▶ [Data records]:
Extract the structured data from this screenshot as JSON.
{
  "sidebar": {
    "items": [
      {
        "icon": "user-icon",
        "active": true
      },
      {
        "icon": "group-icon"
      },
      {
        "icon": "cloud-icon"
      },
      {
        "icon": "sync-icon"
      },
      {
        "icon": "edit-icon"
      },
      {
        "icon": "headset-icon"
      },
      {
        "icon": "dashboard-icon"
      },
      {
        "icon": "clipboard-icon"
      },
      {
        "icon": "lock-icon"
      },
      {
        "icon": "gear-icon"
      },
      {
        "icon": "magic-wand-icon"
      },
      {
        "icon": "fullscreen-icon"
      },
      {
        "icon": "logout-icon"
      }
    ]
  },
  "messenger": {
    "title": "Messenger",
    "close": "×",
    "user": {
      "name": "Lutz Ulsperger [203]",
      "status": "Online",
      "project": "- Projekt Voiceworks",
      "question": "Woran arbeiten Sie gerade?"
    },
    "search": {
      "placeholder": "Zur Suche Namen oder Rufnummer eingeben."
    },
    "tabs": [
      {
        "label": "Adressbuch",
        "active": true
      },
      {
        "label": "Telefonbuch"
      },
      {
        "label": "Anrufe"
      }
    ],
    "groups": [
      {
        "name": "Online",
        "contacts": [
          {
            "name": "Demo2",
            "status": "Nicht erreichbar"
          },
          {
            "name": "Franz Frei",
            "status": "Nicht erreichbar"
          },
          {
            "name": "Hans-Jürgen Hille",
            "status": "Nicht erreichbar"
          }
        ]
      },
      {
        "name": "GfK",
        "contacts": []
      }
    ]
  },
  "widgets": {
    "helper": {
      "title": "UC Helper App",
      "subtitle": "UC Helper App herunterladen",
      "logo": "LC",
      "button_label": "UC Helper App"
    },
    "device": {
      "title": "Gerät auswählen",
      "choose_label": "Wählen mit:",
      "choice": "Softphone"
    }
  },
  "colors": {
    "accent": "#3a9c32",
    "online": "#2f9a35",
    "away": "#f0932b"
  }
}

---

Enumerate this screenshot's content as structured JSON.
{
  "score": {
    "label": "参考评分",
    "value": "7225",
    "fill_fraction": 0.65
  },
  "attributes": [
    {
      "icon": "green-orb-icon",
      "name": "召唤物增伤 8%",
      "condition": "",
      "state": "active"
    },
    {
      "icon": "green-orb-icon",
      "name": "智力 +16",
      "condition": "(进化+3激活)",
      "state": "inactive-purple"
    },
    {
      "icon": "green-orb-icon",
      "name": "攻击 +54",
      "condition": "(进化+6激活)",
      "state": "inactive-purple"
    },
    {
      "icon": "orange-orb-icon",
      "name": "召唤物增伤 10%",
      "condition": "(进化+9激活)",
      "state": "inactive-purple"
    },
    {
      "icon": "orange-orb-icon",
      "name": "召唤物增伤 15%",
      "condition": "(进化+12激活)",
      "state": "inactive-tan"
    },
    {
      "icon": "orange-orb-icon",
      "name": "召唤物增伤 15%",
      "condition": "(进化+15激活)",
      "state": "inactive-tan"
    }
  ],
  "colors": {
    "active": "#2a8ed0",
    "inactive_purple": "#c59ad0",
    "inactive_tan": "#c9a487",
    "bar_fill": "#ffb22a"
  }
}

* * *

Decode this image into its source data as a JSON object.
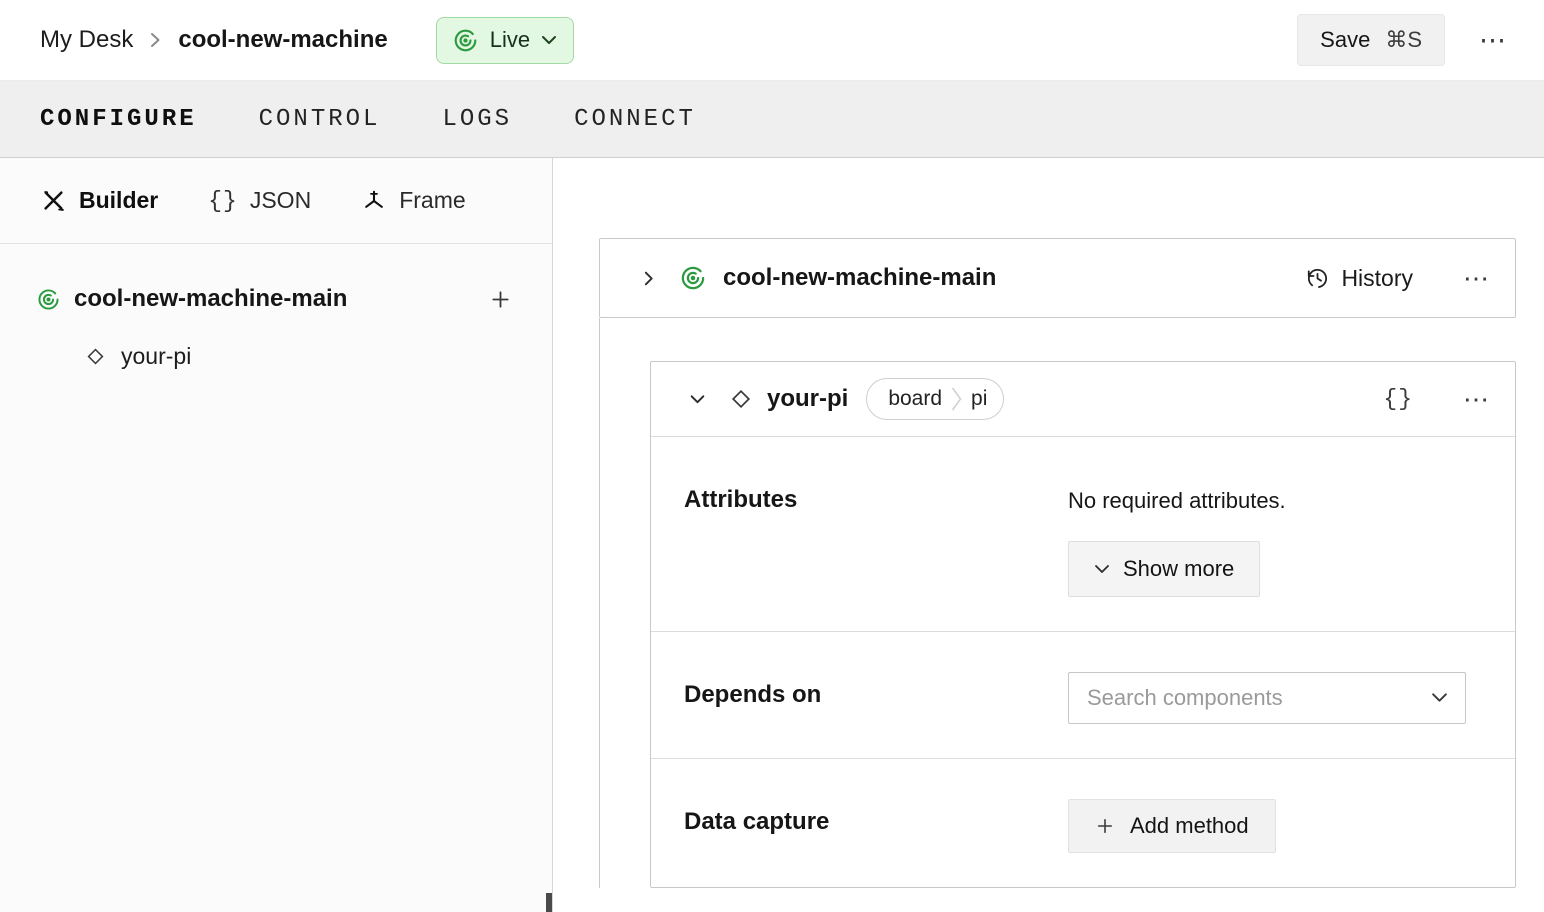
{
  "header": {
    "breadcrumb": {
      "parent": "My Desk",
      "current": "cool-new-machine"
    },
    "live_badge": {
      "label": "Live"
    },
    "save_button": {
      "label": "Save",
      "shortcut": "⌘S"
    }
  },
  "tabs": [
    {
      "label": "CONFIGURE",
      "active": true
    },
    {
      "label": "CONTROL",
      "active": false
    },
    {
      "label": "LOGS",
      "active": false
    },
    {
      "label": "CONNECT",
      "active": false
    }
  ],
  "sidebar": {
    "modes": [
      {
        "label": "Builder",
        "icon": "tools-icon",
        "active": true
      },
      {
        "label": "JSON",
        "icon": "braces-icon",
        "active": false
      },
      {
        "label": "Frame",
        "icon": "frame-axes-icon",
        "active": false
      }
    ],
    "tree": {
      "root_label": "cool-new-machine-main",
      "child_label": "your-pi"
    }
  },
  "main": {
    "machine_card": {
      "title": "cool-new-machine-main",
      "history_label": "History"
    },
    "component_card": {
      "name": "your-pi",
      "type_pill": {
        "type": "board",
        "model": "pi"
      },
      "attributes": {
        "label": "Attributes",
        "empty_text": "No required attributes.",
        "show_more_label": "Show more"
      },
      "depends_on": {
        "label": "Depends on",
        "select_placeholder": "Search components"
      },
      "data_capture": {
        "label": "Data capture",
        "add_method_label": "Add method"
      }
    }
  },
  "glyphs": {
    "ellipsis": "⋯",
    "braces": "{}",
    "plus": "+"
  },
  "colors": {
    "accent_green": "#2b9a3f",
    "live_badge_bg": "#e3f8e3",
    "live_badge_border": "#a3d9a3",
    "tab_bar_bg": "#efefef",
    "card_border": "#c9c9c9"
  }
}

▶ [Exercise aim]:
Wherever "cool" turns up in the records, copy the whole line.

▶ [Result of the exercise]:
      "current": "cool-new-machine"
      "root_label": "cool-new-machine-main",
      "title": "cool-new-machine-main",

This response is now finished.